The effect on my feelings [...] I cannot better represent, than by supposing myself to have known only our light airy modern chapels of ease, and then for the first time to have been placed, and left alone, in one of our largest Gothic cathedrals in a gusty moonlight night of autumn. 'Now in glimmer, and now in gloom;' often in palpable darkness not without a chilly sensation of terror; then suddenly emerging into broad yet visionary lights with coloured shadows of fantastic shapes, yet all decked with holy insignia and mystic symbols; and ever and anon coming out full upon pictures and stone-work images of great men, with whose names I was familiar, but which looked upon me with countenances and an expression, the most dissimilar to all I had been in the habit of connecting with those names.

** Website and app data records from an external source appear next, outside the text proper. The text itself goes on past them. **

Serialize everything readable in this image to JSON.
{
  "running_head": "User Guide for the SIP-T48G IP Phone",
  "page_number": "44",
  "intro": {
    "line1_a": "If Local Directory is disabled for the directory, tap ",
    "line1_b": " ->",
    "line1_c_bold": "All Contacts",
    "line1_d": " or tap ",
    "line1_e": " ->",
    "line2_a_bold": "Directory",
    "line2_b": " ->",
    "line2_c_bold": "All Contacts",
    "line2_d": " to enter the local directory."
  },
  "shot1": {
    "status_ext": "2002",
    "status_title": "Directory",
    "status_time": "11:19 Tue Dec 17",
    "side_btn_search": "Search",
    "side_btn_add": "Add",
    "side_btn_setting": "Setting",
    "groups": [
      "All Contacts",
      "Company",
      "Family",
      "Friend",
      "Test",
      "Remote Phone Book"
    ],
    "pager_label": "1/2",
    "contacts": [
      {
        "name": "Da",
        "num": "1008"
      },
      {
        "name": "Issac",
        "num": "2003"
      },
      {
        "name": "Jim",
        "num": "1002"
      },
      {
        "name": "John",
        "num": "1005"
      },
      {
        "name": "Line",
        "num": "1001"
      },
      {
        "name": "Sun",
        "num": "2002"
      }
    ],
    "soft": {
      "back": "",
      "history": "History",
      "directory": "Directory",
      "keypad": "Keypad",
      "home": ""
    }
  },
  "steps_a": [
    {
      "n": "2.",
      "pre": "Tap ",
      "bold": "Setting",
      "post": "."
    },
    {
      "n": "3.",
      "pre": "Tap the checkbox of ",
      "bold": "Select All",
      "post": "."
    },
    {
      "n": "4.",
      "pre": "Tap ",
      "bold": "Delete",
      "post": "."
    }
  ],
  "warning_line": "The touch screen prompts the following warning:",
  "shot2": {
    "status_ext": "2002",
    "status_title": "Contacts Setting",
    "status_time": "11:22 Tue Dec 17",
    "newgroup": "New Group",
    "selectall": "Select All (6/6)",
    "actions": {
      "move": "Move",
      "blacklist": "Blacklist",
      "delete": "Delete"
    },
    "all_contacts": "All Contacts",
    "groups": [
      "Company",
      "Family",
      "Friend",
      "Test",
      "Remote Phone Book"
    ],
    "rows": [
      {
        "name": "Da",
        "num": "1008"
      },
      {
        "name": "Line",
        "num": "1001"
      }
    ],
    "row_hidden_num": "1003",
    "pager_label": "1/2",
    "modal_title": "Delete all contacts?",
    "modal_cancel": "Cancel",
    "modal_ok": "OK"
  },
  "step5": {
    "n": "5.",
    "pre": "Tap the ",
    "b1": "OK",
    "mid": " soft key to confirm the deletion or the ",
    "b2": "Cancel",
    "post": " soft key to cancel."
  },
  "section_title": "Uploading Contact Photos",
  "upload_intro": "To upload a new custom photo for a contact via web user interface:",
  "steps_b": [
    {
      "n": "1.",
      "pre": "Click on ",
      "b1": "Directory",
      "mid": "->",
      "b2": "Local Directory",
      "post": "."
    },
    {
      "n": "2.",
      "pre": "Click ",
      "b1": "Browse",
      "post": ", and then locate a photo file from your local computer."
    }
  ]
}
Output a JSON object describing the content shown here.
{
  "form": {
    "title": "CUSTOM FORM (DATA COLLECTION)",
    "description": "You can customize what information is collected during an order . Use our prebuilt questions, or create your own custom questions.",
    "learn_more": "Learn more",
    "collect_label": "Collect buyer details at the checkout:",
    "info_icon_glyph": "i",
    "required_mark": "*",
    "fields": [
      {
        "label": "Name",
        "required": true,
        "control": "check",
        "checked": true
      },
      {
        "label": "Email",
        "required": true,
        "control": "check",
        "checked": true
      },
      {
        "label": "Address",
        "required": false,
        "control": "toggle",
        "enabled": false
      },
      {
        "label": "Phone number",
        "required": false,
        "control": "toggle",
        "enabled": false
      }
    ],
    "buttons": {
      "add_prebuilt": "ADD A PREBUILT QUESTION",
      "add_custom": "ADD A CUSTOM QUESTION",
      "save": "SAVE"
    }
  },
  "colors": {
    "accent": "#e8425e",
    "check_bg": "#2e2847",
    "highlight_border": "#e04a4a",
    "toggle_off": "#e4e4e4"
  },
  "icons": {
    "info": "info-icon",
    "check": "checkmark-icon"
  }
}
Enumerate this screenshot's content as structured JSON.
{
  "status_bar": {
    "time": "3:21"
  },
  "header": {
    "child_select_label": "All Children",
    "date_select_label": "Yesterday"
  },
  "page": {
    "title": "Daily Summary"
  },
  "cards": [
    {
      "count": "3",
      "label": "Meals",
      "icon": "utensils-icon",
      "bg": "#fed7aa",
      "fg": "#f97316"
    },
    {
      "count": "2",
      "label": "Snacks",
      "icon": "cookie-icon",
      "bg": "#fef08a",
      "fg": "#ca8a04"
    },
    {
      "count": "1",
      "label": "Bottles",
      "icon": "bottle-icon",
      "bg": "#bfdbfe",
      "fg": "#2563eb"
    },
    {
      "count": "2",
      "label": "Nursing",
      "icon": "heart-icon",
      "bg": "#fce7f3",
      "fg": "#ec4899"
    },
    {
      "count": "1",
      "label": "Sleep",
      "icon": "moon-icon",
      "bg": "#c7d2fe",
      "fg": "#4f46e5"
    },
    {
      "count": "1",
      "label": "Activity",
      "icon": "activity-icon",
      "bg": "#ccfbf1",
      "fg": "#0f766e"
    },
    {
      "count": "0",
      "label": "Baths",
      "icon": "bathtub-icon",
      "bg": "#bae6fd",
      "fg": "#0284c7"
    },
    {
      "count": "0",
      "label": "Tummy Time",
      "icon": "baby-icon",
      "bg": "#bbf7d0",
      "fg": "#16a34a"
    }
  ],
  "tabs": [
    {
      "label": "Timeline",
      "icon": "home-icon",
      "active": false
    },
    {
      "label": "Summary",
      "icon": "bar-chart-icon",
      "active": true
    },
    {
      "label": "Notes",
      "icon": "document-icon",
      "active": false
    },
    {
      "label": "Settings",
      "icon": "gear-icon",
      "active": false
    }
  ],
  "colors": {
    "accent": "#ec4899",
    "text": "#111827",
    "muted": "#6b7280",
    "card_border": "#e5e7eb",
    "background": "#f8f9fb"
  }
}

This imaginary friend is reporting his amazement. Knowing that the Ancient Mariner was amazed, shattered, shocked, adjusted, I'm wondering if this was the poet's vision of an ideal exchange, one party returning from a mind-blower and the other party listening humbly until they are transformed. The action of the Ancient Mariner is transmission. The fake friend tells Coleridge not to rest, the Mariner needs to "pass, like night, from land to land," and the Guest is not completed. "He went like one that hath been stunned." Friend Wordsworth venturing back from childhood. Richardson's Miriam, who has to leave home so that she can earn a living, notices, whenever she takes a holiday back to her old milieu, that she has been modified psychologically because she has adventured out. She knows that she has deepened. But she can't convey it to the others. Their experiences are different now, and her ability to communicate has developed a gap. She wishes people would read the work of Ralph Waldo Emerson. "These wonders are brought to our own door." (Emerson, Nature (1836)) John Clare, going out to glean the wood for his brain's nourishment, decides to retrieve the noise of a nightingale. That written transcription is not a poem to him. He never wants to publish it. The words he picks are the same ones that people before him have used when they wanted to show a reader the same bird, "tweet tweet" and "jug jug jug:" established words. What did he go to find? The German poet Annette von Droste-Hülshoff transmits her uncle's story and it is not her uncle's story. Born in 1797, four years after Clare, she died sixteen years before him. I don't wonder who killed those men in her Judenbuche (1842). I want to know where Johannes the doppelgänger went.